**Work instructions:** Please give all of the data again, character for character, and drop the pictures.

**Given data:**
⟨

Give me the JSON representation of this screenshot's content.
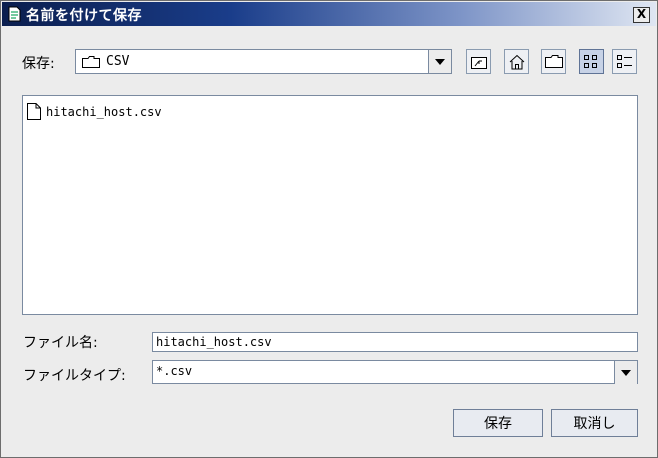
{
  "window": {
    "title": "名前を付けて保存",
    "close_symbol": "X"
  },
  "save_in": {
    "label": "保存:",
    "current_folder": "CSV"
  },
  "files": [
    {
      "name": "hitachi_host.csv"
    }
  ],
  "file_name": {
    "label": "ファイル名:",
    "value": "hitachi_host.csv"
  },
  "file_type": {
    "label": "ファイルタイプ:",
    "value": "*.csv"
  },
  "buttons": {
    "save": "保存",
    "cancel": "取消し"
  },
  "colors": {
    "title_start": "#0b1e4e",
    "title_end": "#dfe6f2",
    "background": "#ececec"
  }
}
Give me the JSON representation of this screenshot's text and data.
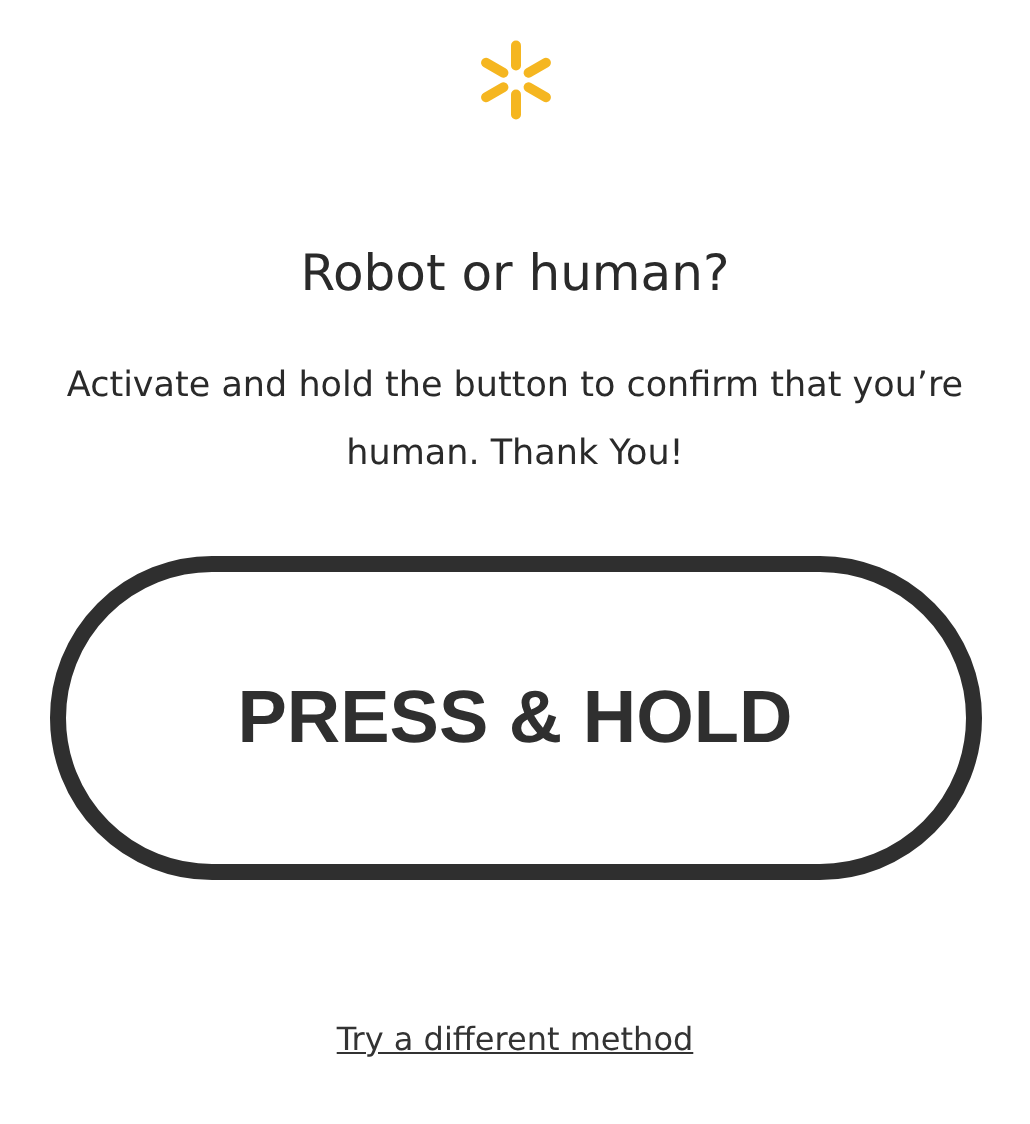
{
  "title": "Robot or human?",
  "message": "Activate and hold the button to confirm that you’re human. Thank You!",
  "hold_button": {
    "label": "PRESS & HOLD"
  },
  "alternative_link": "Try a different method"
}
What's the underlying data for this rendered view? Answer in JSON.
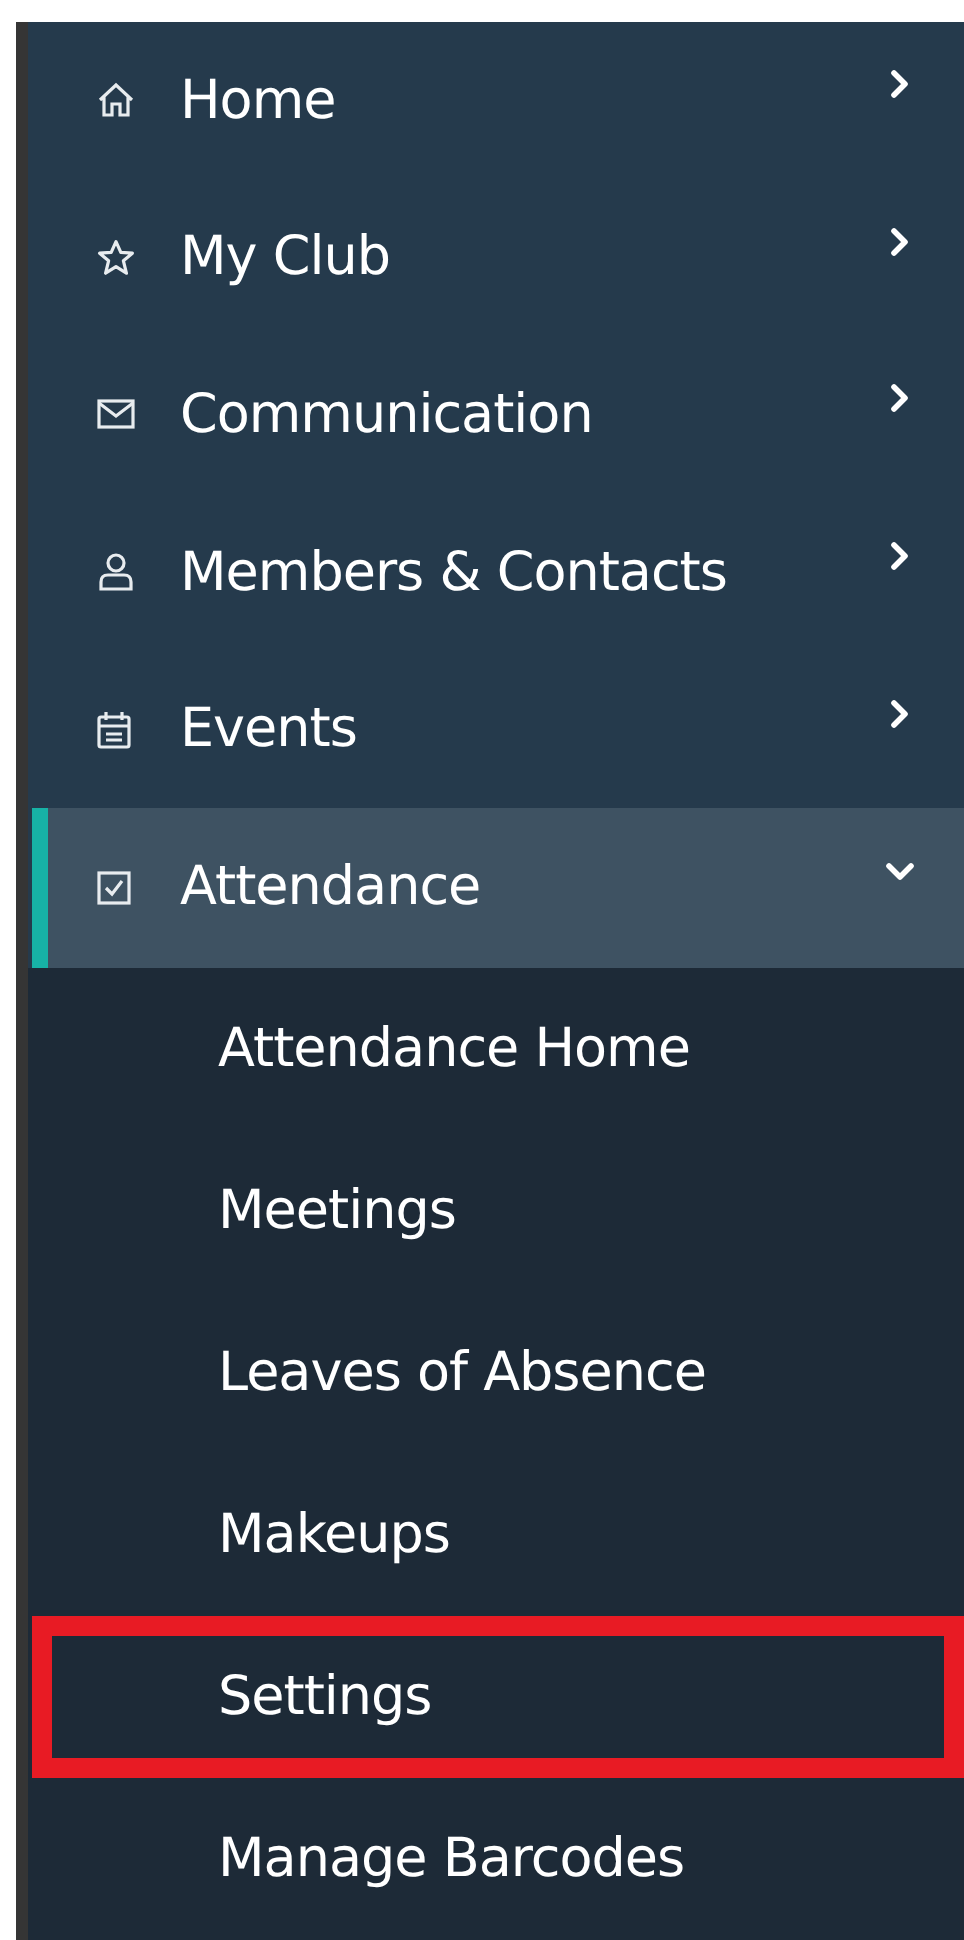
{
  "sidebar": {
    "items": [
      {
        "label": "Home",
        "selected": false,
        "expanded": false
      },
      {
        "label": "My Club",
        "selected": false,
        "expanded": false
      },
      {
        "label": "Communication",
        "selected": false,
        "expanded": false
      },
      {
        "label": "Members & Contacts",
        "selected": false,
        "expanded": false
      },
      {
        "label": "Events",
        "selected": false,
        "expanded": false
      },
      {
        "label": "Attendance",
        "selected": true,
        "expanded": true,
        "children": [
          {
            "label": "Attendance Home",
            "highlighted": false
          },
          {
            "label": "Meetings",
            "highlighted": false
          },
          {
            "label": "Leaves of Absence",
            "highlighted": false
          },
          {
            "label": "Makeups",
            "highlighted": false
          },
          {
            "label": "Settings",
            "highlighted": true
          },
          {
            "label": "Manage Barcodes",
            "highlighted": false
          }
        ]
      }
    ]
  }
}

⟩

**Answer below:**
Give me the JSON representation of this screenshot's content.
{
  "window": {
    "title": "名前を付けて保存",
    "close_symbol": "X"
  },
  "save_in": {
    "label": "保存:",
    "current_folder": "CSV"
  },
  "files": [
    {
      "name": "hitachi_host.csv"
    }
  ],
  "file_name": {
    "label": "ファイル名:",
    "value": "hitachi_host.csv"
  },
  "file_type": {
    "label": "ファイルタイプ:",
    "value": "*.csv"
  },
  "buttons": {
    "save": "保存",
    "cancel": "取消し"
  },
  "colors": {
    "title_start": "#0b1e4e",
    "title_end": "#dfe6f2",
    "background": "#ececec"
  }
}
Give me the JSON representation of this screenshot's text and data.
{
  "title": "Robot or human?",
  "message": "Activate and hold the button to confirm that you’re human. Thank You!",
  "hold_button": {
    "label": "PRESS & HOLD"
  },
  "alternative_link": "Try a different method"
}
What's the underlying data for this rendered view? Answer in JSON.
{
  "sidebar": {
    "items": [
      {
        "label": "Home",
        "selected": false,
        "expanded": false
      },
      {
        "label": "My Club",
        "selected": false,
        "expanded": false
      },
      {
        "label": "Communication",
        "selected": false,
        "expanded": false
      },
      {
        "label": "Members & Contacts",
        "selected": false,
        "expanded": false
      },
      {
        "label": "Events",
        "selected": false,
        "expanded": false
      },
      {
        "label": "Attendance",
        "selected": true,
        "expanded": true,
        "children": [
          {
            "label": "Attendance Home",
            "highlighted": false
          },
          {
            "label": "Meetings",
            "highlighted": false
          },
          {
            "label": "Leaves of Absence",
            "highlighted": false
          },
          {
            "label": "Makeups",
            "highlighted": false
          },
          {
            "label": "Settings",
            "highlighted": true
          },
          {
            "label": "Manage Barcodes",
            "highlighted": false
          }
        ]
      }
    ]
  }
}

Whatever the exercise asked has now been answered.